The information contained in this report has been compiled by Royal Bank of Canada and/or its affiliates from sources believed to be reliable, but no representation or warranty, express or implied is made to its accuracy, completeness or correctness. All opinions and estimates contained in this report are judgments as of the date of this report, are subject to change without notice and are provided in good faith but without legal responsibility. This report is not an offer to sell or a solicitation of an offer to buy any securities. Past performance is not a guide to future performance, future returns are not guaranteed, and a loss of original capital may occur. Every province in Canada, state in the U.S. and most countries throughout the world have their own laws regulating the types of securities and other investment products which may be offered to their residents, as well as the process for doing so. As a result, any securities discussed in this report may not be eligible for sale in some jurisdictions. This report is not, and under no circumstances should be construed as, a solicitation to act as a securities broker or dealer in any jurisdiction by any person or company that is not legally permitted to carry on the business of a securities broker or dealer in that jurisdiction. Nothing in this report constitutes legal, accounting or tax advice or individually tailored investment advice.

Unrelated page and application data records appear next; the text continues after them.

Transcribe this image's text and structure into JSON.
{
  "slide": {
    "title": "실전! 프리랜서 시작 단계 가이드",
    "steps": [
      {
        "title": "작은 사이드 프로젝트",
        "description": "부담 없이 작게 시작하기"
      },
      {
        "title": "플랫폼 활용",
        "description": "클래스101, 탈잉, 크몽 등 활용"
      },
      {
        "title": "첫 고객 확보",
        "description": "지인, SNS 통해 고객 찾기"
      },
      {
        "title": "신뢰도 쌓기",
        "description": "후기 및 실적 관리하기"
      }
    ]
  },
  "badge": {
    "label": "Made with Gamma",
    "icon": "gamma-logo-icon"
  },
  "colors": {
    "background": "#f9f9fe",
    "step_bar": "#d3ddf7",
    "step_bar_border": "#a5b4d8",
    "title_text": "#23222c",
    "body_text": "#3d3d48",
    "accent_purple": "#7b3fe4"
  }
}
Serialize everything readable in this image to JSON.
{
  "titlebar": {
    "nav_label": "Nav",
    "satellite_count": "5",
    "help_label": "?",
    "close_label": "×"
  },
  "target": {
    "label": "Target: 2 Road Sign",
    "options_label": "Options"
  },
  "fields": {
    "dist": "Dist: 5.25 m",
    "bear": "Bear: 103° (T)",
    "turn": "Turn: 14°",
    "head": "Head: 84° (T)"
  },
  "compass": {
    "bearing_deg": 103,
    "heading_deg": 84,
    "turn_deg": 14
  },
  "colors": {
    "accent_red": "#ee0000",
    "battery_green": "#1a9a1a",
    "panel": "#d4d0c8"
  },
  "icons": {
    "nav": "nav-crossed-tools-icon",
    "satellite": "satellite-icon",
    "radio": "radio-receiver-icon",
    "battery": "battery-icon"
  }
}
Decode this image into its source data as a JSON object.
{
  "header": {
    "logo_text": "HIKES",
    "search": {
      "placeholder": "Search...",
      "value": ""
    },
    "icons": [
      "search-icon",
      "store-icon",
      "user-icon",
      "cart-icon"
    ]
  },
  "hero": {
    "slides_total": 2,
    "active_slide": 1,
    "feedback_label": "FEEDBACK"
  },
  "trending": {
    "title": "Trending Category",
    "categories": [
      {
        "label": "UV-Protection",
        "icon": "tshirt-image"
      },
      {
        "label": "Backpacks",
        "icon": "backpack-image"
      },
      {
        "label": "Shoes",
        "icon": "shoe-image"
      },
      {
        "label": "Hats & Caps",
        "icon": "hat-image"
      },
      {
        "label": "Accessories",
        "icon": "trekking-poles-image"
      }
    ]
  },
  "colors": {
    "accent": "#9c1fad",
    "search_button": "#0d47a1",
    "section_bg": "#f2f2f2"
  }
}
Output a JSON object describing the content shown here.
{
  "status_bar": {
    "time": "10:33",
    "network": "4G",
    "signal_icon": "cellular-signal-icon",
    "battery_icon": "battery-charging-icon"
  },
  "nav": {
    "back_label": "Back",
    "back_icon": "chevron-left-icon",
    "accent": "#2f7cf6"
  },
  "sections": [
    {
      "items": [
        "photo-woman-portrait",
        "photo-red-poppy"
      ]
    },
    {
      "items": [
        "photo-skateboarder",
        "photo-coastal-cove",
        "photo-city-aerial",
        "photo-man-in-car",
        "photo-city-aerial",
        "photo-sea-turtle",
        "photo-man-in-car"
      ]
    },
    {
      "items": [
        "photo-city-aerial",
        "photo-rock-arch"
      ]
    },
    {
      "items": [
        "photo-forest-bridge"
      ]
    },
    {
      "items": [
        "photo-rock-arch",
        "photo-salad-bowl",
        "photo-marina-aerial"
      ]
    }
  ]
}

This material is prepared for general circulation to clients, including clients who are affiliates of Royal Bank of Canada, and does not have regard to the particular circumstances or needs of any specific person who may read it. The investments or services contained in this report may not be suitable for you and it is recommended that you consult an independent investment advisor if you are in doubt about the suitability of such investments or services. To the full extent permitted by law neither Royal Bank of Canada nor any of its affiliates, nor any other person, accepts any liability whatsoever for any direct or consequential loss arising from any use of this report or the information contained herein. No matter contained in this document may be reproduced or copied by any means without the prior consent of Royal Bank of Canada.

Clients of United Kingdom companies may be entitled to compensation from the UK Financial Services Compensation Scheme if any of these entities cannot meet its obligations. This depends on the type of business and the circumstances of the claim. Most types of investment business are covered for up to a total of £85,000. The Channel Island subsidiaries are not covered by the UK Financial Services Compensation Scheme; the offices of Royal Bank of Canada (Channel Islands) Limited in Guernsey and Jersey are covered by the respective compensation schemes in these jurisdictions for deposit taking business only.


Let’s connect


We want to talk about your financial future.

Related articles

A crisis for a few banks is not a banking crisis

Analysis 7 minute read
- A crisis for a few banks is not a banking crisis

Shaking up corporate Japan

Analysis 6 minute read
- Shaking up corporate Japan

Positioning for inflation shocks

Analysis 7 minute read
- Positioning for inflation shocks